A Jewish community was only established in Römhild in the 19th century. In the preceding centuries, small groups of Jews repeatedly lived in Römhild, but there was no continuous Jewish settlement in Römhild. The Jews of Römhild belonged to the Jewish community of Bibra. Never more than 30 Jews lived in Römhild. The community used a prayer room in the private house of the merchant Adolf Kahn, his house served the Nazis during the war as a so-called "Jewish house". All of Römhild's Jewish residents had to live here crowded together until they were deported to the Nazi concentration and death camps in 1942. The building, located at Heurichstrasse 8, has been preserved as a residential building today.

----------------------

This entry was originally published on Beit Ashkenaz - Destroyed German Synagogues and Communities website and contributed to the Database of the Museum of the Jewish People courtesy of Beit Ashkenaz.

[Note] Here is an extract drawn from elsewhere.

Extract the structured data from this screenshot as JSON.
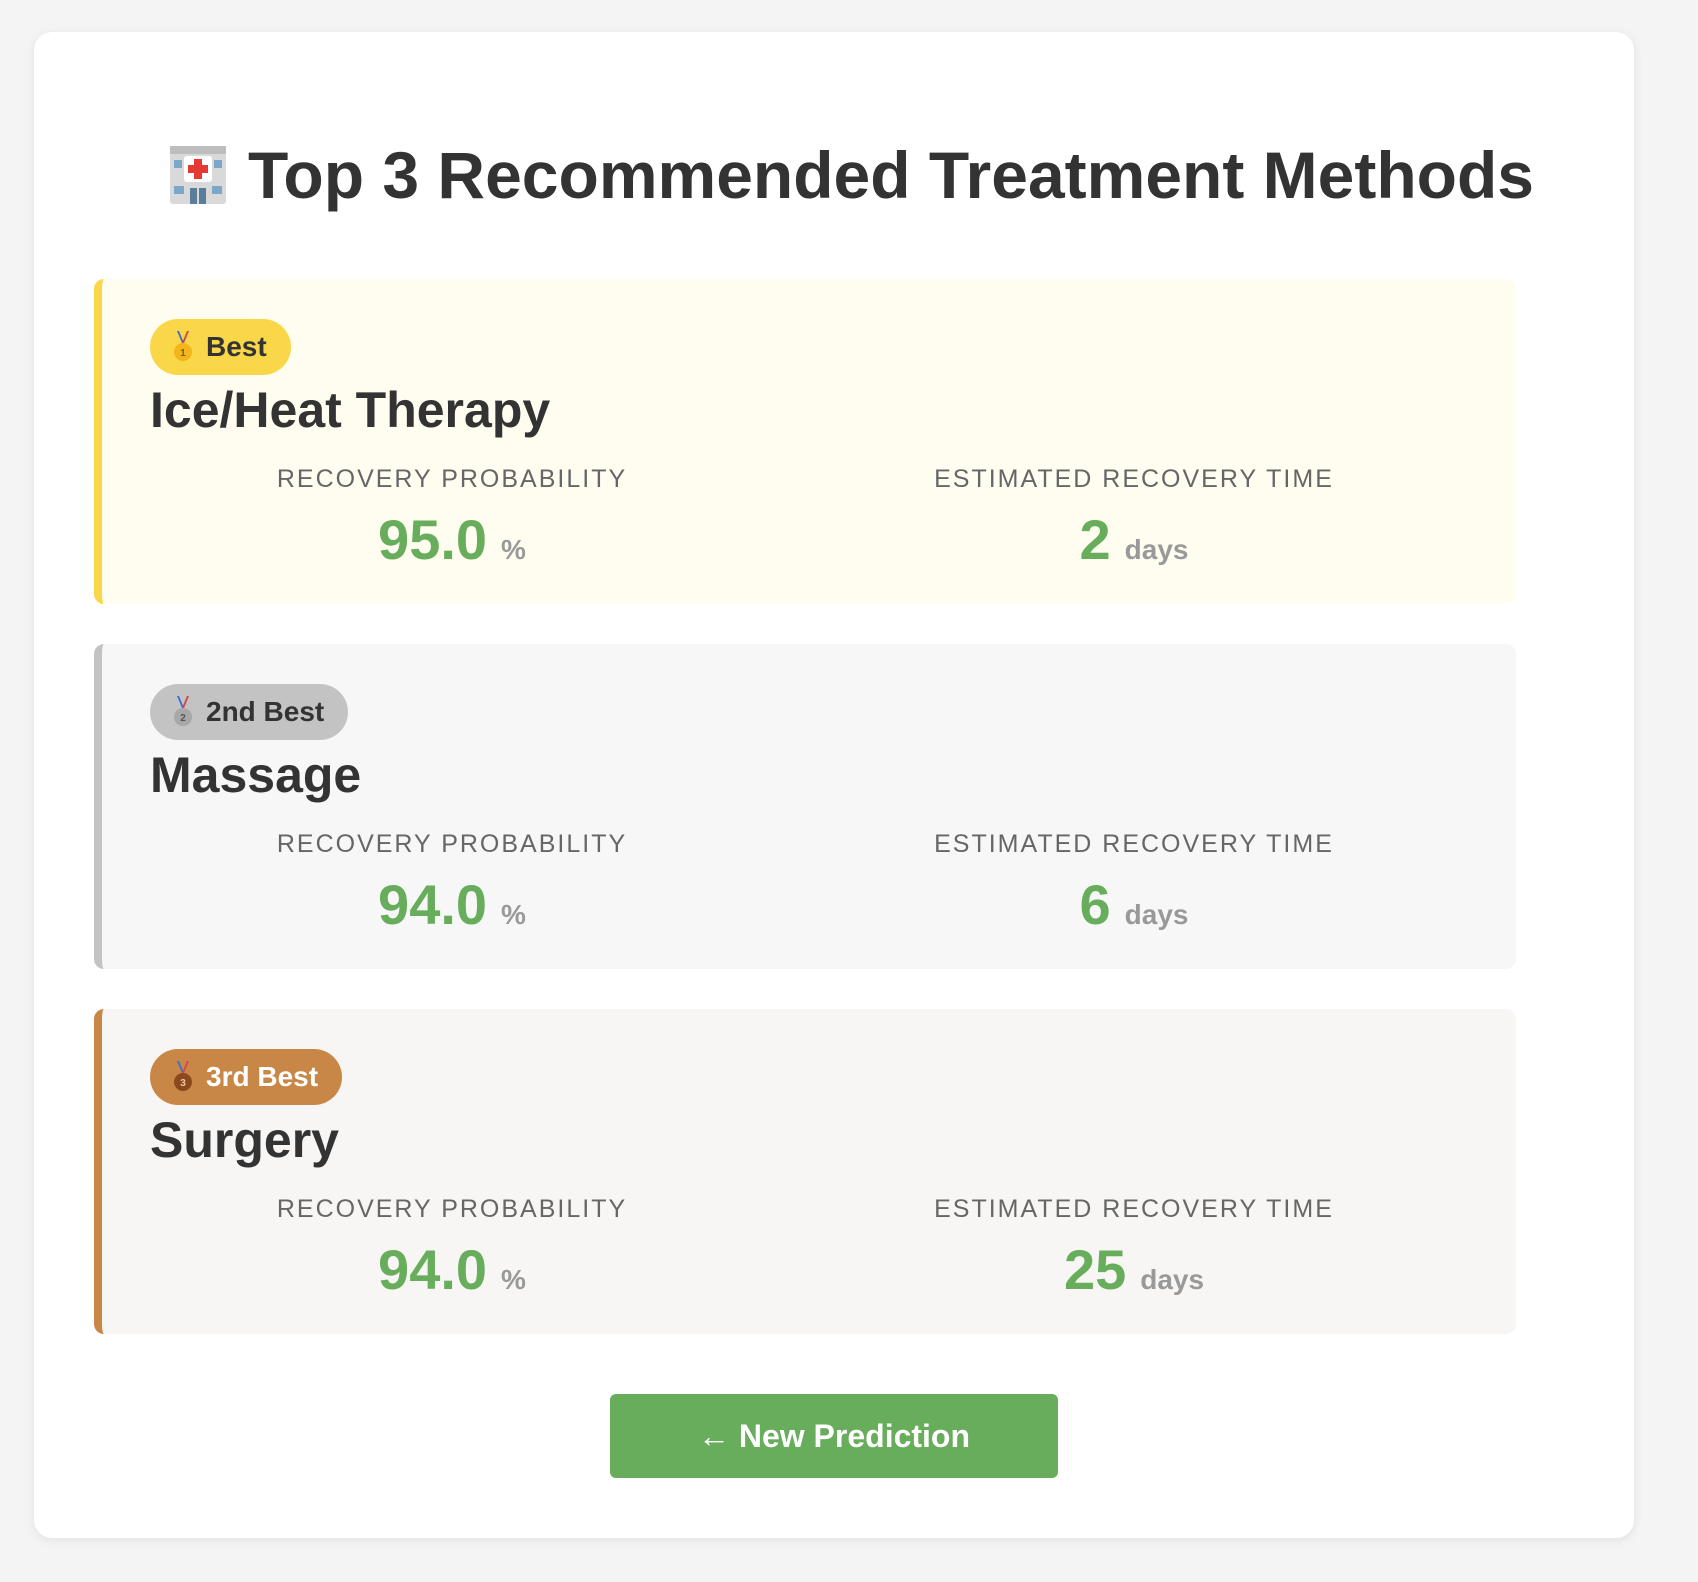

Weitersroda

A village in the Hildburghausen district in Thuringia, Germany. 

Whether there was a Jewish community in Weitersroda can no longer be traced today. The only meaningful document that testifies about Jewish activities dates from 1680. In this document, the Hildburghausen Jews received a princely permission to establish their own burial place, as this was denied to them in Hildburghausen. The Jewish community of Simmershausen also used the cemetery until 1885. In 1720 the property became the property of the Jewish community in Hildburghausen. The cemetery was expanded in 1720 and again in 1806 and is now very well preserved. The mikve, built around 1900, has also been preserved, but it is in need of restoration.

------------------------------------------------

This entry was originally published on Beit Ashkenaz - Destroyed German Synagogues and Communities website and contributed to the Database of the Museum of the Jewish People courtesy of Beit Ashkenaz.